Heart-Healthy Diet

Eat a balanced diet rich in fruits, vegetables, whole grains, lean proteins, and low-fat dairy products. Limit the intake of saturated and trans fats, cholesterol, sodium, and added sugars.

Regular Physical Activity

Aim for at least 150 minutes of moderate-intensity exercise weekly (walking, cycling, swimming). Consult your doctor before starting new exercise programmes, especially if you have underlying health conditions.

Stop Smoking

Quitting smoking significantly improves heart health, especially for young adults. Stop-smoking aids can improve your chances of success.

Manage Stress Levels

Practice relaxation techniques like deep breathing, meditation, or yoga to reduce stress levels.

It is never too late to take control of your heart health. Contact our heart specialist at 6736 1068 for a personalised plan to minimise your risk of heart disease.

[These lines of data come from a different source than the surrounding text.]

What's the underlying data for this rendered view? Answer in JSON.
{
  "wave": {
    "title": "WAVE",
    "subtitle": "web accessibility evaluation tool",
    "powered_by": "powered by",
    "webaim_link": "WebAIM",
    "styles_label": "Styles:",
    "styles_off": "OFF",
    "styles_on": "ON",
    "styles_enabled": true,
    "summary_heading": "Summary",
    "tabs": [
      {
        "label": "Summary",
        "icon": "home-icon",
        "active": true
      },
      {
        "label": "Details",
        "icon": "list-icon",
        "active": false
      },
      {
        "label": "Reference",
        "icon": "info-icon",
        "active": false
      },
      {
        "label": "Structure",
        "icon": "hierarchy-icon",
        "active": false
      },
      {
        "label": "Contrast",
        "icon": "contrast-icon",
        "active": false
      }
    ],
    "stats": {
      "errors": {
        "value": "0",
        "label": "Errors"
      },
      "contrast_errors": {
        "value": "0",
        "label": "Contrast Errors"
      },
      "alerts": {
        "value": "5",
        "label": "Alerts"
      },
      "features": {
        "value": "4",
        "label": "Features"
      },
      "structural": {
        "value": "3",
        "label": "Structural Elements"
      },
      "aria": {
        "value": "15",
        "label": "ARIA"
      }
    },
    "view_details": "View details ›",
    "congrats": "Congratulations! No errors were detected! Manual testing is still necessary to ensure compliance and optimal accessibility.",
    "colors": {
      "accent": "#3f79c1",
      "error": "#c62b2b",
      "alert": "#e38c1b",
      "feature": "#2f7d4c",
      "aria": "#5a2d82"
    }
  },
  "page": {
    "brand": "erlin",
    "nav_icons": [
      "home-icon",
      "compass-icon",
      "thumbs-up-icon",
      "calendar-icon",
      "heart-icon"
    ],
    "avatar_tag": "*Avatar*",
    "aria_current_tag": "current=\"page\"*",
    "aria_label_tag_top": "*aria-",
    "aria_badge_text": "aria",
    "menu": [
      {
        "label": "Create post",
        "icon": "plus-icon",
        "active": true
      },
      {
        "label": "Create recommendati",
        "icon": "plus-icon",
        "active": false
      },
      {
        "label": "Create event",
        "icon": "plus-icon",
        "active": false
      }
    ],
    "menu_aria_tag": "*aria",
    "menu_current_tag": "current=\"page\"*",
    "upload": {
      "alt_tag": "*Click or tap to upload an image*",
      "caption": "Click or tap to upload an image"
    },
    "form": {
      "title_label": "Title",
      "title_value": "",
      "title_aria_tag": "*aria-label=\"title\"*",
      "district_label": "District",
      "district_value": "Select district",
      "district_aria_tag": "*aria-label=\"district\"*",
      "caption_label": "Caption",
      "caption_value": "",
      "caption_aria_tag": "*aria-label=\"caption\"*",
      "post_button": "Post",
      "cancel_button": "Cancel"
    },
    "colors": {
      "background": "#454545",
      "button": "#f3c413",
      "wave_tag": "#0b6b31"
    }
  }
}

FAQs About Heart Disease

  • What heart diseases are commonly inherited?

    Some heart conditions can run in families due to inherited genes. These include:

    • Cardiomyopathy
    • Cardiac amyloidosis
    • Heart arrhythmias
    • Cardiac tumours
    • Heart valve disease
    • Marfan syndrome
    • Familial hypercholesterolemia
  • Is it safe to engage in sexual activity if I have heart disease?

    Engaging in sexual activity is generally safe for individuals with stable heart disease. However, you should consult a heart specialist before resuming sexual activity if you have unstable angina, severe heart disease symptoms, or recently experienced a heart attack or heart failure.

  • What heart diseases are common among the elderly?

    Common heart diseases associated with ageing include:

    • Coronary artery disease
    • Congestive heart failure
    • Arrhythmias
    • Heart valve disease
    • Heart attacks

    This is due to natural changes in the cardiovascular system and an increased prevalence of risk factors like hypertension and diabetes. Regular medical check-ups and ongoing management are vital in maintaining good cardiovascular health as we age.

  • Can heart disease during pregnancy affect future pregnancies?

    Prior heart disease in pregnancy raises risks for future pregnancies, especially if heart function has not recovered. Speak to your heart specialist about risks and planning for future pregnancies.